No one must allow himself to be persuaded, by any arguments what-ever, to decorate the Psalms with extraneous matter or make alterations in their order or change the words them-selves. They must be sung and chanted in entire simplicity, just as they are written, so that the holy men who gave them to us, recognizing their own words, may pray with us, yes and even more that the Spirit, Who spoke by the saints, recognizing the selfsame words that He inspired, may join us in them too. For as the saints’ lives are lovelier than any others, so too their words are better than ever ours can be, and of much more avail, provided only they be uttered from a righteous heart (§ 31).
The Spirit will gradually lead the one who prays from dissonance to consonance (§ 29) and will change him: man who has become like a psaltery, docile to the plectrum of the Spirit, is subject in all his limbs and movements to serve the will of God (§ 28).
With these premises it is not surprising what is reported by Sozomen († 420), the Greek ecclesiastical historian. He writes what the impressive effect of the people, acclaiming in church the refrain of Psalm 118 (His mercy endures forever) produced in the lackeys of Arius: shocked by the eurythmy of the singing, by the lively passion and feeling with which the faithful sang, they didn’t have the courage to arrest Bishop Athanasius.
 In St. Athanasius on the Incarnation (St. Vladimir’s Orthodox Theological Seminary, Crestwood NY 1982), pp. 97-119.
Massimo Scapin, an Italian conductor of both opera and the symphonic repertoire, composer, and pianist, holds degrees in piano and choral conducting from the State Conservatory of Music in Perugia, in orchestral conducting and composition from the National College of Music in London, and in religious science (magna cum laude) from the Pontifical Lateran University. Massimo appeared as guest conductor and pianist in Europe, Japan, Kazakhstan, Korea, and the United States.
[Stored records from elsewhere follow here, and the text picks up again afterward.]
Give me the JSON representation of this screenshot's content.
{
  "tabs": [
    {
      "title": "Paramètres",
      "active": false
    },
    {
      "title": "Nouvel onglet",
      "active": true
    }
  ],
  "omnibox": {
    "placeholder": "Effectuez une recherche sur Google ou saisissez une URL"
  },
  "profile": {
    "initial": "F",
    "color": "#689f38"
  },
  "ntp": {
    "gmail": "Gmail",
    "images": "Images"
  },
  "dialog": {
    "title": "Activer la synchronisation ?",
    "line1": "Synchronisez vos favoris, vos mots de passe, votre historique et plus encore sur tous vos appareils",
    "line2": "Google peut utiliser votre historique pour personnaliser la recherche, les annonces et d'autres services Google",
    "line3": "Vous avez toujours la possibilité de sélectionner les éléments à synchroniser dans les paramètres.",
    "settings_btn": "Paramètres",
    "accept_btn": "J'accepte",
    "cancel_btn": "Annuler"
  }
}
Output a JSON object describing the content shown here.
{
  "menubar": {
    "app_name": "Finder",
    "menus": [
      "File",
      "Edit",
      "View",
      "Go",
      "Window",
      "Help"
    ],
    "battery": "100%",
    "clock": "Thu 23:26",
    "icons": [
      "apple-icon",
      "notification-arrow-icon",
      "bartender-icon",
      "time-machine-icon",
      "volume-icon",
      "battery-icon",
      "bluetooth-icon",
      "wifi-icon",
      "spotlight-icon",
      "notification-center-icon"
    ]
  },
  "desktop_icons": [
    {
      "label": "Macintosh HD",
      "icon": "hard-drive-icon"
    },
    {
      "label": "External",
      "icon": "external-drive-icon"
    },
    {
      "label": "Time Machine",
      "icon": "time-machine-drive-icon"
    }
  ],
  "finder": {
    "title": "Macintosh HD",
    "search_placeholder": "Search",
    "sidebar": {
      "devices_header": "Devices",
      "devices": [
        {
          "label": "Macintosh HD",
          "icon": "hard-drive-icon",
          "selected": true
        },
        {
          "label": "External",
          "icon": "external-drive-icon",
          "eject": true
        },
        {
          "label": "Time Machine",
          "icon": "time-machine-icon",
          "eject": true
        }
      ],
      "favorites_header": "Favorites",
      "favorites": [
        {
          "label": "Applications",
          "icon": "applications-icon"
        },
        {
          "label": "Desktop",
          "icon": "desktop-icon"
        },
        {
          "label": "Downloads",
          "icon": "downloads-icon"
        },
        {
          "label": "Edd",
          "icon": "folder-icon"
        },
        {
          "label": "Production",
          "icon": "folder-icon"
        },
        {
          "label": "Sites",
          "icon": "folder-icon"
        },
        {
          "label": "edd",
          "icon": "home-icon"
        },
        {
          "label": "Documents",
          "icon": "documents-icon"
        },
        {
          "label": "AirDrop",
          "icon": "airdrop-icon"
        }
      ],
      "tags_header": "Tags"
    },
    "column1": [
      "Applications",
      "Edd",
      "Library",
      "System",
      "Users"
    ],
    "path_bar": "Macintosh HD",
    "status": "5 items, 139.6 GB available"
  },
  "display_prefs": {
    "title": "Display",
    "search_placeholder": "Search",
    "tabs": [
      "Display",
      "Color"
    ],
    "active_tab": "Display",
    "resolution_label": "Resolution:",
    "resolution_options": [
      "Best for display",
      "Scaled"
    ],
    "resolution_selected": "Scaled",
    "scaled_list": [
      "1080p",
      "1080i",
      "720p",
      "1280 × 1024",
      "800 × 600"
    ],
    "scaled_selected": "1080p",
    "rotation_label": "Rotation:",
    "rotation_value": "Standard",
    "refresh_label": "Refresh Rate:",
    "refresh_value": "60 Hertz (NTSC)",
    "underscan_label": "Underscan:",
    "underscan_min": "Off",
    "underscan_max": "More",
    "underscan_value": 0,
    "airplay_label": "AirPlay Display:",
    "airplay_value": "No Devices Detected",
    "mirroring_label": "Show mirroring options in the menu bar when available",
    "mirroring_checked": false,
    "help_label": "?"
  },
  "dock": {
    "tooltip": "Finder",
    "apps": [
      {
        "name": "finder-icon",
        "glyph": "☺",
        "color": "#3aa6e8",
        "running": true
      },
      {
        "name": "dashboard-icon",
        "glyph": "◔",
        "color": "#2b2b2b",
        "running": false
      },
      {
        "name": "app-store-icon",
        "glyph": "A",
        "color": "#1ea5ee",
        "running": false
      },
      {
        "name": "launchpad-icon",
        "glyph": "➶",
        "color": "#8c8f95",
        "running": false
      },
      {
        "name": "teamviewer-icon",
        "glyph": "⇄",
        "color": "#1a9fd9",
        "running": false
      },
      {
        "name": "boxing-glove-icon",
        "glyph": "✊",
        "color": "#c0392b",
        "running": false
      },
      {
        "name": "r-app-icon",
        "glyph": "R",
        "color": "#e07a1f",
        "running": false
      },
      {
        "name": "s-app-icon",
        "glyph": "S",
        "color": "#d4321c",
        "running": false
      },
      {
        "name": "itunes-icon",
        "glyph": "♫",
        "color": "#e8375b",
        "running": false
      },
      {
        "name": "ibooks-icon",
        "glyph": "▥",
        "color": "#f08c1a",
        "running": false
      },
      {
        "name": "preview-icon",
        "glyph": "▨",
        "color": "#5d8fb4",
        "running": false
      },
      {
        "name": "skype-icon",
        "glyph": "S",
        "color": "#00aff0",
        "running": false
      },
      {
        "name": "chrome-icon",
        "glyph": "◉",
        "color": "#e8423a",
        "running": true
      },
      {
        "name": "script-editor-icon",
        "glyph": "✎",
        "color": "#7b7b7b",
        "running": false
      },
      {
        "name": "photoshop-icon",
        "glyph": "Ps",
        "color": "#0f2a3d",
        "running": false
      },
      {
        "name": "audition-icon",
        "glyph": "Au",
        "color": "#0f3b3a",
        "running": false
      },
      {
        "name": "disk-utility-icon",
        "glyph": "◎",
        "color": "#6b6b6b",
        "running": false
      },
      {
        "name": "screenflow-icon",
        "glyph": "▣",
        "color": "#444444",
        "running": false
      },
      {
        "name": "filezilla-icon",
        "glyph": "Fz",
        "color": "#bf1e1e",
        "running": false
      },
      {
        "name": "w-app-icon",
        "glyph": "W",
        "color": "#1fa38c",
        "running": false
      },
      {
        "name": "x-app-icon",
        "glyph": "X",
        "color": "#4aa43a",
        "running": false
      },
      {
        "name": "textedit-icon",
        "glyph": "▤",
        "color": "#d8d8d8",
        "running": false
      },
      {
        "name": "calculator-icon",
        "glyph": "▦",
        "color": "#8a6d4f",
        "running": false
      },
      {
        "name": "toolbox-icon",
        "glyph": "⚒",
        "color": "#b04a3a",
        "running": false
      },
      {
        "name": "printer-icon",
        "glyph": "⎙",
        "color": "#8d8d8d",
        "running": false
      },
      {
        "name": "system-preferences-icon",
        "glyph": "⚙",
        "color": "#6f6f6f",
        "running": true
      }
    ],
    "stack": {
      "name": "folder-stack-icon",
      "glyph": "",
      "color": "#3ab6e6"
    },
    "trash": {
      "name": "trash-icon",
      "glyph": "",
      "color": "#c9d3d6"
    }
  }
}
He was also a Vatican Radio commentator and entertainer. He currently serves as Director of Liturgical Music at St. John Cantius Church in Chicago.